“Spring begins with plum blossoms in Mito,” all the pamphlets read. Just before the Sakura (cherry) blossoms start to bloom, the plum blossoms are well fully blossomed. Although Sakura blossoms are known as the symbolic flower of Japan, plum blossoms are still a sight worth seeing.
Kairakuen garden was built during the Edo period and has been a well known spot since then for plum blossom viewing. This festival is held every year from February 20th to March 31st and is completely free. More than 3,000 trees fill the park and, the colors range from snow white to a very vibrant pink.
Some views of the park.
Getting there is about a two hour train rid from Tochigi prrefecture. There are three seperate sections for the park. The main area is where the trees and festival food is located. Here many people eat bentos (Japanese lunch boxes) on the grass and watch some traditional kimono dance performances. You can walk through the house of Nariaki Tokugawa to see an imperial emperor style home, visit the spring water park, and walk through the beautiful Tokiwa shrine.
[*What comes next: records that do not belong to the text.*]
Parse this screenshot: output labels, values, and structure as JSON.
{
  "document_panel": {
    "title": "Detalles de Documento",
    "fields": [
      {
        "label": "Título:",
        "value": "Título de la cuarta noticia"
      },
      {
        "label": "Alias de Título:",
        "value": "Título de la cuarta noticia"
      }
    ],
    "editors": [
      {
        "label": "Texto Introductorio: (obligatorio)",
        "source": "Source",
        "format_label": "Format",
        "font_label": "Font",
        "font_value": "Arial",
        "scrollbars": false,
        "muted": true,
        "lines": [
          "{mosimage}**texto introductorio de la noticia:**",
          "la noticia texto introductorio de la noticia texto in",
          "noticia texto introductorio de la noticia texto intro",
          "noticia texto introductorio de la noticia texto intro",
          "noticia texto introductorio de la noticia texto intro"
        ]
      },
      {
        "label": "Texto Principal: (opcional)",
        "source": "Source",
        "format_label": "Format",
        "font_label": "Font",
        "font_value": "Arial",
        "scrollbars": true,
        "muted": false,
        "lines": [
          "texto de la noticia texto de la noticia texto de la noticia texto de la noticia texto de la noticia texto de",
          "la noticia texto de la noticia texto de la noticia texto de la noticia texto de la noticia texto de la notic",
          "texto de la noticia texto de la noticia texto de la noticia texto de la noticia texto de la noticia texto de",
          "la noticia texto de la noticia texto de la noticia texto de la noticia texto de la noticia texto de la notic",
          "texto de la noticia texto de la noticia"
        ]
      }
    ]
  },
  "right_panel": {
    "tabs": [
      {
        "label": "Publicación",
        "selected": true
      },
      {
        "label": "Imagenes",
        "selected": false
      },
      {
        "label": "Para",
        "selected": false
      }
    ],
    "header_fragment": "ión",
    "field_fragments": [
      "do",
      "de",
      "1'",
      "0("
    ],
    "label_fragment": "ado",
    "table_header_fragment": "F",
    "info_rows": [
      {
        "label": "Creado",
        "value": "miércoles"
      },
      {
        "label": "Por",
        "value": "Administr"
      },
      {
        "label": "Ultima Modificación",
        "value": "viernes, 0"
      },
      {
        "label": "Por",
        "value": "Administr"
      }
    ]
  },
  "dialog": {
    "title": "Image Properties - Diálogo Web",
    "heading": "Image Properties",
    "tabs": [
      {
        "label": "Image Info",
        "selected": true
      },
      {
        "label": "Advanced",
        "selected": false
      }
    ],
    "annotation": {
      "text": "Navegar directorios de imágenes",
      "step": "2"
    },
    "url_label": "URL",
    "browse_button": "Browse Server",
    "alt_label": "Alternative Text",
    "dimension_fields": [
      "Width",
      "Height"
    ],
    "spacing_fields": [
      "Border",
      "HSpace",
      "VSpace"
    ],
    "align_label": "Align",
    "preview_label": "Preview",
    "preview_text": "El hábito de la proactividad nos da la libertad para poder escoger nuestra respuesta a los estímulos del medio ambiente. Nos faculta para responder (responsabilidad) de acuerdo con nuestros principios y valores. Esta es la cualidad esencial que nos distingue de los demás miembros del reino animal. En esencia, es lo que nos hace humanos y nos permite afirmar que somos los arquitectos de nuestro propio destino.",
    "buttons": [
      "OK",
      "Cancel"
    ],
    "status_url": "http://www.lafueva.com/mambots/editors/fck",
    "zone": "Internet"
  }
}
The park is pretty big but I do recommend walking the full length just to get a good view of the entire area.
It’s not the most famous festival in the Kanto area but it’s been gaining a lot of notoraiity over the past couple of years. It’s free and on a beautiful day, it’s the perfect setting for a lovely park stroll.
A well known area of Tochigi prefecture is Nikko (日光). Nikko, a city to the north of Tochigi prefecture, has been the center of Buddhist and Shinto mountain worshipping. Every year thousands of visitors come to this realively rural city to enjoy the reminicents of ancient Japan. Nikko, being home to three big mountains in Japan is also a popular spot for hiking.
Some views of the mountain hike
Meet Nakimushisan (鳴虫山), a small mountain in Nikko located just a ten minute walk away from the Tobu Nikko Station. I never hiked before so I wasn’t sure what to expect from the excursion. I fooled myself into thinking that it would be a light stroll. Maybe there would be some hills, and a few rough spots, nothing could’ve prepared me for this hike.
It was rough from the beginning, the path started out narrow and never widened at any point. Due to erosion and earthquakes, many of the man-made paths were torn apart. Despite how hard the trail was, this is still considered a 2-4 hour hike. After the treacherous climb the view from the top of the mountain was really nice. Up top, on a clear day you can see just about all of Nikko city and the point of Nantaisan.
Views from the top
The hike down was the hardest. The other end of the path was just rocks, so unstable in fact most of the path you had to use the ropes to get down safely. At the end of the path was the real beauty, the Kanmanga-fuchi Abyss.
It’s a gorge in central Nikko that is easily accessible by bus or off the mountain trail. In the gorge is a long row of Buddhist monks that watch over travelers and the Nikko Botanical Garden. The monks lined up are called Bake-jizo which loosely means uncountable. It’s said it’s impossible to know how many monks are in the garden, each time you count them you’ll supposedly get a different number.
Very beautiful scenery
Even though my legs still hurt from the weekend, overall I would rate this as a positive experience. The hike was treacherous but the view at the end was well worth it.
Winter is my least favorite season of all four. It gets dark early, it’s cold, chilly, and no matter how many layers I’m wearing I can’t seem to feel completely warm. I never really understood how people love the winter season so much but I think this year I found out.
Hakuba truly was a winter wonderland.
This winter I really came out of my shell both mentally and socially. I took my first ski trip up to Hakuba in Nagano, and it was everything and nothing like I expected it to be. Up the mountains I was expecting cold, harsh winds, with sharp chilly air, but surprisingly it wasn’t all that cold. I don’t know if it was the presence of friendly ALTs or the nice mountain hotspring baths but I barely felt a shiver go down my spine.
My friends and I up the mountain. Sorry for the blurry pictures.
This was my first time skiing ever and the experience was both satisfying and terrifying. Satisfying because, I tried something new and actually enjoyed it. Terrifying because I nearly broke my legs about three times (skiing is a lot harder than it looks). It probably would’ve been better if I had went on the bunny slopes first instead of doing the intermediate course but someone had pointed us in the wrong direction. I kept falling every two minutes and it took me maybe an hour to get down the hill. As much as I wanted to go again I was worn out and ended my ski adventures after one try. In hind sight I should’ve paid for the lessons but I’m better prepared for the next time I go.
My last day in Nagano was even better, mainly because I could cross something off my bucket list, visiting the Snow Monkey Park at the 地獄野猿公苑(Jigokudani Yaen Koen). It was such a perfect day, the sun was out and the view was breathtaking. It’s a shame you can only reach the area by car because getting into the mountain was 800￥.
It’s amazing to see how use to humans the monkeys are as well. You can walk right up to them and they won’t even flinch. Some people were even able to pet them ( I didn’t).
The famous snow monkeys of Japan
For about $300 I had a very memorable winter vacation. I traveled, tried something new, and made some new friends along the way.